[[ DATA PROVIDED, beginning ]]

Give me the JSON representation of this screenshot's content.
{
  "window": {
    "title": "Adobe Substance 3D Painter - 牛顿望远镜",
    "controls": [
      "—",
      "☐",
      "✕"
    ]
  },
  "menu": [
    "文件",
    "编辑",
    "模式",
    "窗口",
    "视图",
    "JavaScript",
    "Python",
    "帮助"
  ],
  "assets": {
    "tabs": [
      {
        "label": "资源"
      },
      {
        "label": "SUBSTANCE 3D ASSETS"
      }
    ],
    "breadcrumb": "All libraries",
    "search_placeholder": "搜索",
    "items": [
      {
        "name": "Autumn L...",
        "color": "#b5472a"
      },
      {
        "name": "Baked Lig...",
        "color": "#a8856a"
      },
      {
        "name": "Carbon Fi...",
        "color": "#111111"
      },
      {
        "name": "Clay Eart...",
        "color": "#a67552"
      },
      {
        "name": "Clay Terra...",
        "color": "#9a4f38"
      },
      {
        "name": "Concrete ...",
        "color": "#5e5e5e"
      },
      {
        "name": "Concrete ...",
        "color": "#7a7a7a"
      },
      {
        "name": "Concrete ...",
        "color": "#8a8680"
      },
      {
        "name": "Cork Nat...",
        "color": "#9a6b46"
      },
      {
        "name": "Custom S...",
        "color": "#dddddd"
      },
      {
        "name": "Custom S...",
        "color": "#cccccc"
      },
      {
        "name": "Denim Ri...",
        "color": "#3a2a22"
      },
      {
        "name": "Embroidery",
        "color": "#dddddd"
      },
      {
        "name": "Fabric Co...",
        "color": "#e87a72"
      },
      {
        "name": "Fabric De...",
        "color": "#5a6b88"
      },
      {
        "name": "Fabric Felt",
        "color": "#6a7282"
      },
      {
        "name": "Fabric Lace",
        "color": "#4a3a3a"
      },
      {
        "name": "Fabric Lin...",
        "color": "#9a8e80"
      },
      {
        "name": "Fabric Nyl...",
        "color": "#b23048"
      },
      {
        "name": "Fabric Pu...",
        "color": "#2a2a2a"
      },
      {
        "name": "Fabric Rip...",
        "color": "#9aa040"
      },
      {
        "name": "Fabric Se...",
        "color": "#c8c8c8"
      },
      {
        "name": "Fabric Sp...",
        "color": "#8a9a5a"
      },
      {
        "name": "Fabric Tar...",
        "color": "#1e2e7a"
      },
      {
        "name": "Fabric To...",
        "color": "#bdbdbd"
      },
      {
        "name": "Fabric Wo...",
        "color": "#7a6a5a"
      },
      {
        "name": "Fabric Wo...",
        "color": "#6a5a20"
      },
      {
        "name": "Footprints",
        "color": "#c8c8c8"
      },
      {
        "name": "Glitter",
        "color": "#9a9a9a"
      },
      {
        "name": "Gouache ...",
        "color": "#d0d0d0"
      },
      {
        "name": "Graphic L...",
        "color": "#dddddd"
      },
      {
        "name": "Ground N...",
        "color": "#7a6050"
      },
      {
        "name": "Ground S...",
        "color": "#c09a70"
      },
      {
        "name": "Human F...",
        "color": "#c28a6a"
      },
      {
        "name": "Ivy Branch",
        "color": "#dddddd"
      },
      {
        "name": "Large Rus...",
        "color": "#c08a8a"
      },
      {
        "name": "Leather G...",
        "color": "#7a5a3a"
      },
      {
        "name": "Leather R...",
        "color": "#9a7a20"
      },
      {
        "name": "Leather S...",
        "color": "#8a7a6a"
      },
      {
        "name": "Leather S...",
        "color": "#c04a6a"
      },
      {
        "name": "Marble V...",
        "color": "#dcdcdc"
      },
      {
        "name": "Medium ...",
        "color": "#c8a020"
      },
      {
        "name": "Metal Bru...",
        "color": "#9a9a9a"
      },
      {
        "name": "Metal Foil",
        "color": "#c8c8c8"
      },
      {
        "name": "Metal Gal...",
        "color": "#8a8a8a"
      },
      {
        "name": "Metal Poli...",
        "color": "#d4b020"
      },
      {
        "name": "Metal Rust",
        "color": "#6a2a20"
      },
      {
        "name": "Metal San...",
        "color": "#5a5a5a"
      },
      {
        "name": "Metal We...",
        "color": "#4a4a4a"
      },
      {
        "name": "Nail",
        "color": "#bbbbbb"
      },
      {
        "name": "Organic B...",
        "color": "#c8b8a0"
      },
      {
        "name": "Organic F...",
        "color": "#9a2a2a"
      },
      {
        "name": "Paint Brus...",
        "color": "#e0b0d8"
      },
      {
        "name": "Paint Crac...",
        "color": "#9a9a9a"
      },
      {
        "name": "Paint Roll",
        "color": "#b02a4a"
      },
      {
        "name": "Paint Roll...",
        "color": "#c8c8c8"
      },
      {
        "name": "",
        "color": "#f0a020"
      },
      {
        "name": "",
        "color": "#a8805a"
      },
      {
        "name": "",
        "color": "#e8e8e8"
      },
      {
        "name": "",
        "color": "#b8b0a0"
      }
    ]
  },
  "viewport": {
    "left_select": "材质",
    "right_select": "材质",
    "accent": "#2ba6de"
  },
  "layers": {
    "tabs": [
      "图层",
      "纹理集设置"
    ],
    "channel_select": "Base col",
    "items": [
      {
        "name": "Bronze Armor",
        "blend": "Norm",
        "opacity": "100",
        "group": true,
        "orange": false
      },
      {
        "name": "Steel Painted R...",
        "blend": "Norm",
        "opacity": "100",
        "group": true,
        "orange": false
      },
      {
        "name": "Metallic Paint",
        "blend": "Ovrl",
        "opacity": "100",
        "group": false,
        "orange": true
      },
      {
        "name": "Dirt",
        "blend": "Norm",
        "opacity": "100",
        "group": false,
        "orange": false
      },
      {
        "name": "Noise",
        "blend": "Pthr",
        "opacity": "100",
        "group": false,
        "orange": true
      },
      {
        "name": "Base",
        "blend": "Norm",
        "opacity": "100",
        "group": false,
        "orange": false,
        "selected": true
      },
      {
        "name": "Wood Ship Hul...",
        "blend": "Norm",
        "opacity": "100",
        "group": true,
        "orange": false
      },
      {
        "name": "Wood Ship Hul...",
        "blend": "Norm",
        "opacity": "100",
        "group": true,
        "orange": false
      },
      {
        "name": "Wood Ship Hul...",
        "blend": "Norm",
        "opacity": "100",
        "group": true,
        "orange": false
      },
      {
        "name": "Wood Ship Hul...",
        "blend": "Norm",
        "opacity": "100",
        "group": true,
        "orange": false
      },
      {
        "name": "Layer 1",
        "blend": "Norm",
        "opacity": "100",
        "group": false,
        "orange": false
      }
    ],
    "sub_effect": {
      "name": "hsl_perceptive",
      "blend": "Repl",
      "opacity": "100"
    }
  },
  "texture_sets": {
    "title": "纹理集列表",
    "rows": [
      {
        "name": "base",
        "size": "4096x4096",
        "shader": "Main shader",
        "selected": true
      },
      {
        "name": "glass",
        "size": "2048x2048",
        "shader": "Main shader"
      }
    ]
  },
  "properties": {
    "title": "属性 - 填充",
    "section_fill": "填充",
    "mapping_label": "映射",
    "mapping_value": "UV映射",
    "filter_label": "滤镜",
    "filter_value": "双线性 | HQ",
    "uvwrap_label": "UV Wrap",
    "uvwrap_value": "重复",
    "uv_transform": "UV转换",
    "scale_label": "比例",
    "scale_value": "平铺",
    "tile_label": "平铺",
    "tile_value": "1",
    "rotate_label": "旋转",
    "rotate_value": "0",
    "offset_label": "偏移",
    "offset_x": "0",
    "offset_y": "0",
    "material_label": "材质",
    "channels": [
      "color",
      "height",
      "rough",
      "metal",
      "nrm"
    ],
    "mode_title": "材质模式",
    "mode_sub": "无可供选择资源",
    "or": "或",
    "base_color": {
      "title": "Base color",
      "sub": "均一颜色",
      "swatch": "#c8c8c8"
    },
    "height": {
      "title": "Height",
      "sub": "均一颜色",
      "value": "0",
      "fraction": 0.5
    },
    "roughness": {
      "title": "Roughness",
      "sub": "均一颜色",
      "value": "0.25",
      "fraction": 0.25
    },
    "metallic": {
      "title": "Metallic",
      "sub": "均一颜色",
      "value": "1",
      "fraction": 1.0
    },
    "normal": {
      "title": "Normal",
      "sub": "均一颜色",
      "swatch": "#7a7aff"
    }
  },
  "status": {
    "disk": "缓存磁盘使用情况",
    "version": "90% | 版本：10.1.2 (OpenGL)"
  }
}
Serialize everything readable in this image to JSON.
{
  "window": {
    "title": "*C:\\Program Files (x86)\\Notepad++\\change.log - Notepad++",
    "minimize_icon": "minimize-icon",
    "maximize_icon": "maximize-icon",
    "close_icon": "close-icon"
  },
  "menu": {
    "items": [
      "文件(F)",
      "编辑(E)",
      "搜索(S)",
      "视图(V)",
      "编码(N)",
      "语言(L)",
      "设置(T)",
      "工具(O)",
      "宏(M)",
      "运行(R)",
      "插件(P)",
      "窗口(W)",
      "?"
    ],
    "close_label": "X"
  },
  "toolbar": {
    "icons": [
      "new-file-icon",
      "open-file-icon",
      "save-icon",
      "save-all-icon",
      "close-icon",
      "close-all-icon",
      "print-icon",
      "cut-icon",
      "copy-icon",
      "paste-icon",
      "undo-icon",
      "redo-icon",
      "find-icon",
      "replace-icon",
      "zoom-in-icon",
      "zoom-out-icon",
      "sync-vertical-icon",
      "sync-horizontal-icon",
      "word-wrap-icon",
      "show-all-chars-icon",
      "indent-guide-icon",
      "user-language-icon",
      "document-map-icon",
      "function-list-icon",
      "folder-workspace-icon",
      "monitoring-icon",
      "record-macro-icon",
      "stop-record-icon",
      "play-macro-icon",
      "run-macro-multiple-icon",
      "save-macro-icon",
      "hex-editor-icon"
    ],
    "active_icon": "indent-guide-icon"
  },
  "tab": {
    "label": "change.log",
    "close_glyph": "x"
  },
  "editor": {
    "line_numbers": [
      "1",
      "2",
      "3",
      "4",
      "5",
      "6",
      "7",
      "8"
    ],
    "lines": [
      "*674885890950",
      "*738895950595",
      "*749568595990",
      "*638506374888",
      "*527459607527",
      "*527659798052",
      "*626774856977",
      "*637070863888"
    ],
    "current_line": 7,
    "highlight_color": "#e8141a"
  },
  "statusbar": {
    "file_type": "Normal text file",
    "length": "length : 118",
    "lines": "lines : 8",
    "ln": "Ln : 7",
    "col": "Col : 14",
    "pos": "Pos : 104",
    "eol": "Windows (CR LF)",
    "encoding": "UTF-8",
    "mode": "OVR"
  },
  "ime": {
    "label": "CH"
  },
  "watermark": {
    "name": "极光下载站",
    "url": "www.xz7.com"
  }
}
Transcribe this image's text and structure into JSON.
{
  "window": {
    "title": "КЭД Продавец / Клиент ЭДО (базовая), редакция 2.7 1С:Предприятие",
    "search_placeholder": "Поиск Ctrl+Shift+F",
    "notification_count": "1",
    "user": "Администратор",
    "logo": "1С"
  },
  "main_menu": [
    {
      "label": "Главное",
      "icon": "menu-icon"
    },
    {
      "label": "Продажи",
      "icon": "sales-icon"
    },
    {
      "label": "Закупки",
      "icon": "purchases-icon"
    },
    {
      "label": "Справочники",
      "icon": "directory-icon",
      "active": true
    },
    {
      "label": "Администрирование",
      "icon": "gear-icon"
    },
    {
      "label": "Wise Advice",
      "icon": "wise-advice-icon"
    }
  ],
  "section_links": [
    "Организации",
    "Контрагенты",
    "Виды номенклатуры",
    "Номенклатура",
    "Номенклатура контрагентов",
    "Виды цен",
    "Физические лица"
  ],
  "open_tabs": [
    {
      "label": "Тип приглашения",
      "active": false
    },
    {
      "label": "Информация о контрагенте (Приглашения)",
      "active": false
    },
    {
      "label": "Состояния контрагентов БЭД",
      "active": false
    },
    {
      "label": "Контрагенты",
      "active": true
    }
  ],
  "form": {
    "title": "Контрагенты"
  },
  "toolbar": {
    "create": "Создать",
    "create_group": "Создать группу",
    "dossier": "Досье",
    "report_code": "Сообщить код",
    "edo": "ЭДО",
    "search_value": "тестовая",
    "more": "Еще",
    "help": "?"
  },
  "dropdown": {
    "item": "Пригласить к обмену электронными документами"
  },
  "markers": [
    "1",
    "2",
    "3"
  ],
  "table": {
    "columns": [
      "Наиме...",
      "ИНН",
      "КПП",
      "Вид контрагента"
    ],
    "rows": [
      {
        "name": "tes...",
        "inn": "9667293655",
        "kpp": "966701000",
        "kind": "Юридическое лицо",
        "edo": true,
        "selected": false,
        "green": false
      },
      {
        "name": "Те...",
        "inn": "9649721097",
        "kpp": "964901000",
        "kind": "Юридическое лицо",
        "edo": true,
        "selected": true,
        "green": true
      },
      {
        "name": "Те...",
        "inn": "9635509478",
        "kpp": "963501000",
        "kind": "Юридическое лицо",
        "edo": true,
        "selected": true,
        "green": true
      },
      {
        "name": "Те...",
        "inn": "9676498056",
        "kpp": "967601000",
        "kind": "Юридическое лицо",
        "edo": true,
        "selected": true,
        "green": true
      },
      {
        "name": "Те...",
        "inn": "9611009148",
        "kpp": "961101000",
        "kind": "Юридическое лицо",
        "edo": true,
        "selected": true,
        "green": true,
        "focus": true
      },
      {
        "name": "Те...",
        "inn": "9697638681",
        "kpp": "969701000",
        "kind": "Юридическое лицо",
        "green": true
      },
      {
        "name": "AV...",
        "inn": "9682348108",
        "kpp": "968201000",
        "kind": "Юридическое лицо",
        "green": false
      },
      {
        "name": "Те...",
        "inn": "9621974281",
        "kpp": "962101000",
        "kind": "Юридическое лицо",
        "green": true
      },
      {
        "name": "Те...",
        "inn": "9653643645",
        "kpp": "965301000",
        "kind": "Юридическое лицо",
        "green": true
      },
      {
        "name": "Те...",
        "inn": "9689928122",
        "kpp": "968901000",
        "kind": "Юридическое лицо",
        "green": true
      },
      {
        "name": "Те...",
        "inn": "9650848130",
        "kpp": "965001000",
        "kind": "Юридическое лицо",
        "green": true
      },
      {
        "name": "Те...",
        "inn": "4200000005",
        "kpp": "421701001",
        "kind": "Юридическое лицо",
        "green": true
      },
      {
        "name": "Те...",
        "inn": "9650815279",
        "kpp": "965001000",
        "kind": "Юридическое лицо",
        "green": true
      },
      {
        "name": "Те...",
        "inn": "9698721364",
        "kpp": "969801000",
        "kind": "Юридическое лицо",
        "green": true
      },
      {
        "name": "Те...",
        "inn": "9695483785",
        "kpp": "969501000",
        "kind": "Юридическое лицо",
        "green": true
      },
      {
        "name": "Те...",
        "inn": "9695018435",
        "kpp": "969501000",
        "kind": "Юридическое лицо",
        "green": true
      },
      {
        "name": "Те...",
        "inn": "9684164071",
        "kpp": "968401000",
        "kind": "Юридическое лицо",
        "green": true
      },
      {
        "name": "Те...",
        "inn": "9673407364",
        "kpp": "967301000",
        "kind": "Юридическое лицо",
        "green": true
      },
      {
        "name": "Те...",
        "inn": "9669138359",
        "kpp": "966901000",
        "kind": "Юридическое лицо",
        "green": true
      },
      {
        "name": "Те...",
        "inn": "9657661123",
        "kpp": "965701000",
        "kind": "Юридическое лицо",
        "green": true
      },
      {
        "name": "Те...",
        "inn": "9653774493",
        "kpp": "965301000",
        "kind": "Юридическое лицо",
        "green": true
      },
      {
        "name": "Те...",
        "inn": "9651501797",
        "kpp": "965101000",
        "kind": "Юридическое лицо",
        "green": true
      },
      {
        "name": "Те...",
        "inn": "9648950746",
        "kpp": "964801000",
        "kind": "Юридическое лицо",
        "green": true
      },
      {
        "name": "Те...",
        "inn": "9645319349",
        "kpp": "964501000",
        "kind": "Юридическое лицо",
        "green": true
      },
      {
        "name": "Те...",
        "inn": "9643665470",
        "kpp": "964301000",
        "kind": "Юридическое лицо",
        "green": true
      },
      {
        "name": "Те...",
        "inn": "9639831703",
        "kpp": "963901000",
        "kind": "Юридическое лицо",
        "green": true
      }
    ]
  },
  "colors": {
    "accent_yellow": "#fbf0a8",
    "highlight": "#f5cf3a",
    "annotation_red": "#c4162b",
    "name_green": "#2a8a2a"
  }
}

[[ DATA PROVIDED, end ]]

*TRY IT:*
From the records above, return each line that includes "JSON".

*WRITTEN ANSWER:*
Give me the JSON representation of this screenshot's content.
Serialize everything readable in this image to JSON.
Transcribe this image's text and structure into JSON.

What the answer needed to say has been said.